* [EXERCISE GOAL]:
Every entry needs to be given again exactly as it reads.

---------- INFORMATION GIVEN

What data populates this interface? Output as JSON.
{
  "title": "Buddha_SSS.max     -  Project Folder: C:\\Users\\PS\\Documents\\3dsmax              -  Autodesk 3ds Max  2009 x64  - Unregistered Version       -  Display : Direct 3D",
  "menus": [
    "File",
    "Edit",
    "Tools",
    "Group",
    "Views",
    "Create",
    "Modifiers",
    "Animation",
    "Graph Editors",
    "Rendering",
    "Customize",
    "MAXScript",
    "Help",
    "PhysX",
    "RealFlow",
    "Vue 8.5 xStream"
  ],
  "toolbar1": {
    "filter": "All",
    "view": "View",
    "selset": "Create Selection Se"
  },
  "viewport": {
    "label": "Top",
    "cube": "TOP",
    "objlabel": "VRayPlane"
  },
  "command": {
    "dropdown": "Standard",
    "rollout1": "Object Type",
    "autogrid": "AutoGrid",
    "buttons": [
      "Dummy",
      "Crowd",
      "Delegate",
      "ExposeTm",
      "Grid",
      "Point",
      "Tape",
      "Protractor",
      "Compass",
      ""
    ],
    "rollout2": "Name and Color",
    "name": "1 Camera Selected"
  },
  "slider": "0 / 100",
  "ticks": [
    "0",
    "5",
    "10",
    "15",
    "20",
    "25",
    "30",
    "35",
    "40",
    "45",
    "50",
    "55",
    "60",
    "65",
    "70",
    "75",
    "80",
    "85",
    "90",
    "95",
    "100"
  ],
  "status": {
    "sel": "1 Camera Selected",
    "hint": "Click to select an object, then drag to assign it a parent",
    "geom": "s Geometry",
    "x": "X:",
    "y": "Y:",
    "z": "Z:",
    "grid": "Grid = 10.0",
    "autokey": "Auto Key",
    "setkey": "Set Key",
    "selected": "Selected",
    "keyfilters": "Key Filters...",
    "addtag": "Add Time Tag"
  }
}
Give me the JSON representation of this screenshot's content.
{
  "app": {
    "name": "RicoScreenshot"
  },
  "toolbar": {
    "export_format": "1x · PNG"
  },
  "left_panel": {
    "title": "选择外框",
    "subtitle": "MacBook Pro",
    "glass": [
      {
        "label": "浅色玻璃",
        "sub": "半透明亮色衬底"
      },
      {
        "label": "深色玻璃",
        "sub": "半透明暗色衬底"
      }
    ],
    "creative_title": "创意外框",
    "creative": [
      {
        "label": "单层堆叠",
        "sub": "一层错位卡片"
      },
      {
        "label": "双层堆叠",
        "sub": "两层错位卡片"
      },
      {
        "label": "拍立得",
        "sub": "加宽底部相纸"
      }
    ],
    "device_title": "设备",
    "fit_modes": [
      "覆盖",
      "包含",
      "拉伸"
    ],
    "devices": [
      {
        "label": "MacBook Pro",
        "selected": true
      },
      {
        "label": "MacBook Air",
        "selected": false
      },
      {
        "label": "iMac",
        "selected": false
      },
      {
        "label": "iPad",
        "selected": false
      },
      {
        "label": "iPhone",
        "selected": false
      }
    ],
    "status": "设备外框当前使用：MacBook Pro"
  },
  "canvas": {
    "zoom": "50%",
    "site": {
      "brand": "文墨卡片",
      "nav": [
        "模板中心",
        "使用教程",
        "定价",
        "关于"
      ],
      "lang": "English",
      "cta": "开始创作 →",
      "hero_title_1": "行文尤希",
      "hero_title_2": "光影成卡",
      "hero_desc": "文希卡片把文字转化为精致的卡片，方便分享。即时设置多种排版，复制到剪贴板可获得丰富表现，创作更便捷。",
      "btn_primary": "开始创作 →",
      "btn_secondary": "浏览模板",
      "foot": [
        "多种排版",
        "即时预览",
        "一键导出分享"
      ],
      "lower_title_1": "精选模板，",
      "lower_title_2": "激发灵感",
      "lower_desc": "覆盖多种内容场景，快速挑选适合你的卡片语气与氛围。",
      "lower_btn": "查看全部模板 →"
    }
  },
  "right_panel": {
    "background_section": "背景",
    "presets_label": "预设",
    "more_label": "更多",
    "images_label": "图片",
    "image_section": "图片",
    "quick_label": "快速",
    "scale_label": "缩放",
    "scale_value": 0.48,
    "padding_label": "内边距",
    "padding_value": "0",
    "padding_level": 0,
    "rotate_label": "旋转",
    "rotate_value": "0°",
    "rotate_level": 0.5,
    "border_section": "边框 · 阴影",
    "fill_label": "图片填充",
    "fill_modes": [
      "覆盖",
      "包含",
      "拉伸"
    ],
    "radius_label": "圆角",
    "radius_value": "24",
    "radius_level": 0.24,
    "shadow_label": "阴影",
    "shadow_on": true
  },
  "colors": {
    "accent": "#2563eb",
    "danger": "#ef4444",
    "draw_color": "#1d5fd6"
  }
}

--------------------

* [RESPONSE]:
What data populates this interface? Output as JSON.
{
  "title": "Buddha_SSS.max     -  Project Folder: C:\\Users\\PS\\Documents\\3dsmax              -  Autodesk 3ds Max  2009 x64  - Unregistered Version       -  Display : Direct 3D",
  "menus": [
    "File",
    "Edit",
    "Tools",
    "Group",
    "Views",
    "Create",
    "Modifiers",
    "Animation",
    "Graph Editors",
    "Rendering",
    "Customize",
    "MAXScript",
    "Help",
    "PhysX",
    "RealFlow",
    "Vue 8.5 xStream"
  ],
  "toolbar1": {
    "filter": "All",
    "view": "View",
    "selset": "Create Selection Se"
  },
  "viewport": {
    "label": "Top",
    "cube": "TOP",
    "objlabel": "VRayPlane"
  },
  "command": {
    "dropdown": "Standard",
    "rollout1": "Object Type",
    "autogrid": "AutoGrid",
    "buttons": [
      "Dummy",
      "Crowd",
      "Delegate",
      "ExposeTm",
      "Grid",
      "Point",
      "Tape",
      "Protractor",
      "Compass",
      ""
    ],
    "rollout2": "Name and Color",
    "name": "1 Camera Selected"
  },
  "slider": "0 / 100",
  "ticks": [
    "0",
    "5",
    "10",
    "15",
    "20",
    "25",
    "30",
    "35",
    "40",
    "45",
    "50",
    "55",
    "60",
    "65",
    "70",
    "75",
    "80",
    "85",
    "90",
    "95",
    "100"
  ],
  "status": {
    "sel": "1 Camera Selected",
    "hint": "Click to select an object, then drag to assign it a parent",
    "geom": "s Geometry",
    "x": "X:",
    "y": "Y:",
    "z": "Z:",
    "grid": "Grid = 10.0",
    "autokey": "Auto Key",
    "setkey": "Set Key",
    "selected": "Selected",
    "keyfilters": "Key Filters...",
    "addtag": "Add Time Tag"
  }
}
Give me the JSON representation of this screenshot's content.
{
  "app": {
    "name": "RicoScreenshot"
  },
  "toolbar": {
    "export_format": "1x · PNG"
  },
  "left_panel": {
    "title": "选择外框",
    "subtitle": "MacBook Pro",
    "glass": [
      {
        "label": "浅色玻璃",
        "sub": "半透明亮色衬底"
      },
      {
        "label": "深色玻璃",
        "sub": "半透明暗色衬底"
      }
    ],
    "creative_title": "创意外框",
    "creative": [
      {
        "label": "单层堆叠",
        "sub": "一层错位卡片"
      },
      {
        "label": "双层堆叠",
        "sub": "两层错位卡片"
      },
      {
        "label": "拍立得",
        "sub": "加宽底部相纸"
      }
    ],
    "device_title": "设备",
    "fit_modes": [
      "覆盖",
      "包含",
      "拉伸"
    ],
    "devices": [
      {
        "label": "MacBook Pro",
        "selected": true
      },
      {
        "label": "MacBook Air",
        "selected": false
      },
      {
        "label": "iMac",
        "selected": false
      },
      {
        "label": "iPad",
        "selected": false
      },
      {
        "label": "iPhone",
        "selected": false
      }
    ],
    "status": "设备外框当前使用：MacBook Pro"
  },
  "canvas": {
    "zoom": "50%",
    "site": {
      "brand": "文墨卡片",
      "nav": [
        "模板中心",
        "使用教程",
        "定价",
        "关于"
      ],
      "lang": "English",
      "cta": "开始创作 →",
      "hero_title_1": "行文尤希",
      "hero_title_2": "光影成卡",
      "hero_desc": "文希卡片把文字转化为精致的卡片，方便分享。即时设置多种排版，复制到剪贴板可获得丰富表现，创作更便捷。",
      "btn_primary": "开始创作 →",
      "btn_secondary": "浏览模板",
      "foot": [
        "多种排版",
        "即时预览",
        "一键导出分享"
      ],
      "lower_title_1": "精选模板，",
      "lower_title_2": "激发灵感",
      "lower_desc": "覆盖多种内容场景，快速挑选适合你的卡片语气与氛围。",
      "lower_btn": "查看全部模板 →"
    }
  },
  "right_panel": {
    "background_section": "背景",
    "presets_label": "预设",
    "more_label": "更多",
    "images_label": "图片",
    "image_section": "图片",
    "quick_label": "快速",
    "scale_label": "缩放",
    "scale_value": 0.48,
    "padding_label": "内边距",
    "padding_value": "0",
    "padding_level": 0,
    "rotate_label": "旋转",
    "rotate_value": "0°",
    "rotate_level": 0.5,
    "border_section": "边框 · 阴影",
    "fill_label": "图片填充",
    "fill_modes": [
      "覆盖",
      "包含",
      "拉伸"
    ],
    "radius_label": "圆角",
    "radius_value": "24",
    "radius_level": 0.24,
    "shadow_label": "阴影",
    "shadow_on": true
  },
  "colors": {
    "accent": "#2563eb",
    "danger": "#ef4444",
    "draw_color": "#1d5fd6"
  }
}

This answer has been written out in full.